Reproduce each record exactly. The pictures should be skipped.

-- DATA SECTION follows --

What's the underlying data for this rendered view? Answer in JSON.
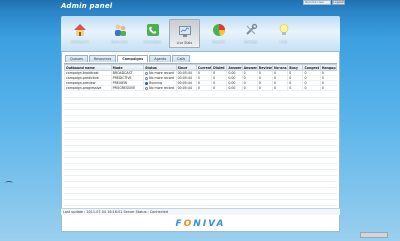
{
  "app": {
    "title": "Admin panel"
  },
  "header": {
    "field_placeholder": "Remote User",
    "button_label": "Logout"
  },
  "toolbar": {
    "items": [
      {
        "label": "Dashboard",
        "icon": "house-icon"
      },
      {
        "label": "Resources",
        "icon": "users-icon"
      },
      {
        "label": "Campaigns",
        "icon": "phone-icon"
      },
      {
        "label": "Live Stats",
        "icon": "monitor-icon",
        "active": true
      },
      {
        "label": "Reports",
        "icon": "pie-chart-icon"
      },
      {
        "label": "Settings",
        "icon": "wrench-icon"
      },
      {
        "label": "Help",
        "icon": "lightbulb-icon"
      }
    ]
  },
  "tabs": [
    "Queues",
    "Resources",
    "Campaigns",
    "Agents",
    "Calls"
  ],
  "active_tab": "Campaigns",
  "table": {
    "headers": [
      "Outbound name",
      "Mode",
      "Status",
      "Since",
      "Current",
      "Dialed",
      "Answer",
      "Answer.",
      "Reviewe",
      "No-ans",
      "Busy",
      "Congest",
      "Hangup"
    ],
    "rows": [
      {
        "name": "campaign-broadcast",
        "mode": "BROADCAST",
        "status": "No more record",
        "status_on": false,
        "since": "00:05:44",
        "current": "0",
        "dialed": "0",
        "answer": "0.00",
        "answer2": "0",
        "reviewe": "0",
        "noans": "0",
        "busy": "0",
        "congest": "0",
        "hangup": "0"
      },
      {
        "name": "campaign-predictive",
        "mode": "PREDICTIVE",
        "status": "No more record",
        "status_on": false,
        "since": "00:05:44",
        "current": "0",
        "dialed": "0",
        "answer": "0.00",
        "answer2": "0",
        "reviewe": "0",
        "noans": "0",
        "busy": "0",
        "congest": "0",
        "hangup": "0"
      },
      {
        "name": "campaign-preview",
        "mode": "PREVIEW",
        "status": "Running",
        "status_on": true,
        "since": "00:05:44",
        "current": "0",
        "dialed": "0",
        "answer": "0.00",
        "answer2": "0",
        "reviewe": "0",
        "noans": "0",
        "busy": "0",
        "congest": "0",
        "hangup": "0"
      },
      {
        "name": "campaign-progressive",
        "mode": "PROGRESSIVE",
        "status": "No more record",
        "status_on": false,
        "since": "00:05:44",
        "current": "0",
        "dialed": "0",
        "answer": "0.00",
        "answer2": "0",
        "reviewe": "0",
        "noans": "0",
        "busy": "0",
        "congest": "0",
        "hangup": "0"
      }
    ]
  },
  "status_bar": "Last update : 2011-07-04 16:16:01  Server Status : Connected",
  "logo": {
    "part1": "F",
    "part2": "O",
    "part3": "NIVA"
  }
}
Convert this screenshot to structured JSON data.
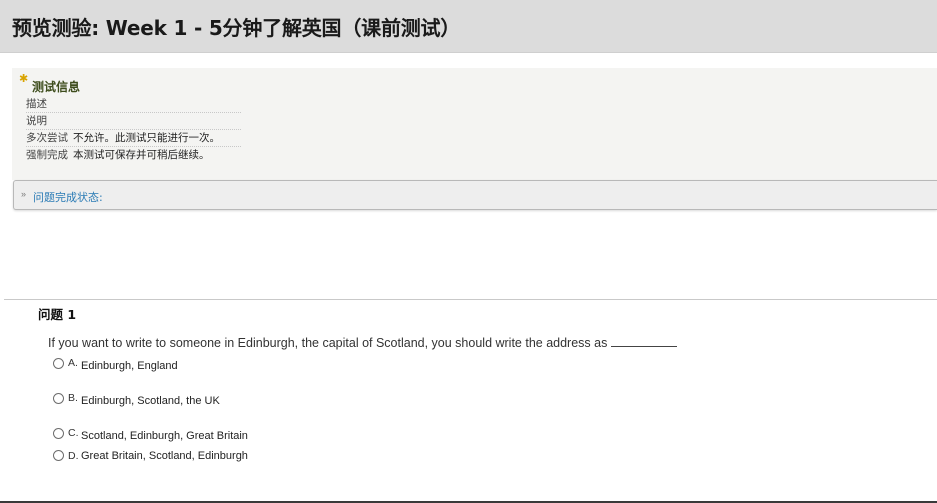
{
  "page": {
    "title": "预览测验: Week 1 - 5分钟了解英国（课前测试）"
  },
  "test_info": {
    "heading": "测试信息",
    "rows": [
      {
        "label": "描述",
        "value": ""
      },
      {
        "label": "说明",
        "value": ""
      },
      {
        "label": "多次尝试",
        "value": "不允许。此测试只能进行一次。"
      },
      {
        "label": "强制完成",
        "value": "本测试可保存并可稍后继续。"
      }
    ]
  },
  "completion_status": {
    "label": "问题完成状态:"
  },
  "question": {
    "title": "问题 1",
    "text": "If you want to write to someone in Edinburgh, the capital of Scotland, you should write the address as",
    "options": [
      {
        "letter": "A.",
        "text": "Edinburgh, England"
      },
      {
        "letter": "B.",
        "text": "Edinburgh, Scotland, the UK"
      },
      {
        "letter": "C.",
        "text": "Scotland, Edinburgh, Great Britain"
      },
      {
        "letter": "D.",
        "text": "Great Britain, Scotland, Edinburgh"
      }
    ]
  },
  "colors": {
    "title_bar": "#dcdcdc",
    "info_heading": "#3e4d1d",
    "status_link": "#2a7bb5",
    "star": "#d9a400"
  }
}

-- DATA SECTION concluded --

## [YOUR RESPONSE]
What's the underlying data for this rendered view? Answer in JSON.
{
  "app": {
    "title": "Admin panel"
  },
  "header": {
    "field_placeholder": "Remote User",
    "button_label": "Logout"
  },
  "toolbar": {
    "items": [
      {
        "label": "Dashboard",
        "icon": "house-icon"
      },
      {
        "label": "Resources",
        "icon": "users-icon"
      },
      {
        "label": "Campaigns",
        "icon": "phone-icon"
      },
      {
        "label": "Live Stats",
        "icon": "monitor-icon",
        "active": true
      },
      {
        "label": "Reports",
        "icon": "pie-chart-icon"
      },
      {
        "label": "Settings",
        "icon": "wrench-icon"
      },
      {
        "label": "Help",
        "icon": "lightbulb-icon"
      }
    ]
  },
  "tabs": [
    "Queues",
    "Resources",
    "Campaigns",
    "Agents",
    "Calls"
  ],
  "active_tab": "Campaigns",
  "table": {
    "headers": [
      "Outbound name",
      "Mode",
      "Status",
      "Since",
      "Current",
      "Dialed",
      "Answer",
      "Answer.",
      "Reviewe",
      "No-ans",
      "Busy",
      "Congest",
      "Hangup"
    ],
    "rows": [
      {
        "name": "campaign-broadcast",
        "mode": "BROADCAST",
        "status": "No more record",
        "status_on": false,
        "since": "00:05:44",
        "current": "0",
        "dialed": "0",
        "answer": "0.00",
        "answer2": "0",
        "reviewe": "0",
        "noans": "0",
        "busy": "0",
        "congest": "0",
        "hangup": "0"
      },
      {
        "name": "campaign-predictive",
        "mode": "PREDICTIVE",
        "status": "No more record",
        "status_on": false,
        "since": "00:05:44",
        "current": "0",
        "dialed": "0",
        "answer": "0.00",
        "answer2": "0",
        "reviewe": "0",
        "noans": "0",
        "busy": "0",
        "congest": "0",
        "hangup": "0"
      },
      {
        "name": "campaign-preview",
        "mode": "PREVIEW",
        "status": "Running",
        "status_on": true,
        "since": "00:05:44",
        "current": "0",
        "dialed": "0",
        "answer": "0.00",
        "answer2": "0",
        "reviewe": "0",
        "noans": "0",
        "busy": "0",
        "congest": "0",
        "hangup": "0"
      },
      {
        "name": "campaign-progressive",
        "mode": "PROGRESSIVE",
        "status": "No more record",
        "status_on": false,
        "since": "00:05:44",
        "current": "0",
        "dialed": "0",
        "answer": "0.00",
        "answer2": "0",
        "reviewe": "0",
        "noans": "0",
        "busy": "0",
        "congest": "0",
        "hangup": "0"
      }
    ]
  },
  "status_bar": "Last update : 2011-07-04 16:16:01  Server Status : Connected",
  "logo": {
    "part1": "F",
    "part2": "O",
    "part3": "NIVA"
  }
}
Convert this screenshot to structured JSON data.
{
  "page": {
    "title": "预览测验: Week 1 - 5分钟了解英国（课前测试）"
  },
  "test_info": {
    "heading": "测试信息",
    "rows": [
      {
        "label": "描述",
        "value": ""
      },
      {
        "label": "说明",
        "value": ""
      },
      {
        "label": "多次尝试",
        "value": "不允许。此测试只能进行一次。"
      },
      {
        "label": "强制完成",
        "value": "本测试可保存并可稍后继续。"
      }
    ]
  },
  "completion_status": {
    "label": "问题完成状态:"
  },
  "question": {
    "title": "问题 1",
    "text": "If you want to write to someone in Edinburgh, the capital of Scotland, you should write the address as",
    "options": [
      {
        "letter": "A.",
        "text": "Edinburgh, England"
      },
      {
        "letter": "B.",
        "text": "Edinburgh, Scotland, the UK"
      },
      {
        "letter": "C.",
        "text": "Scotland, Edinburgh, Great Britain"
      },
      {
        "letter": "D.",
        "text": "Great Britain, Scotland, Edinburgh"
      }
    ]
  },
  "colors": {
    "title_bar": "#dcdcdc",
    "info_heading": "#3e4d1d",
    "status_link": "#2a7bb5",
    "star": "#d9a400"
  }
}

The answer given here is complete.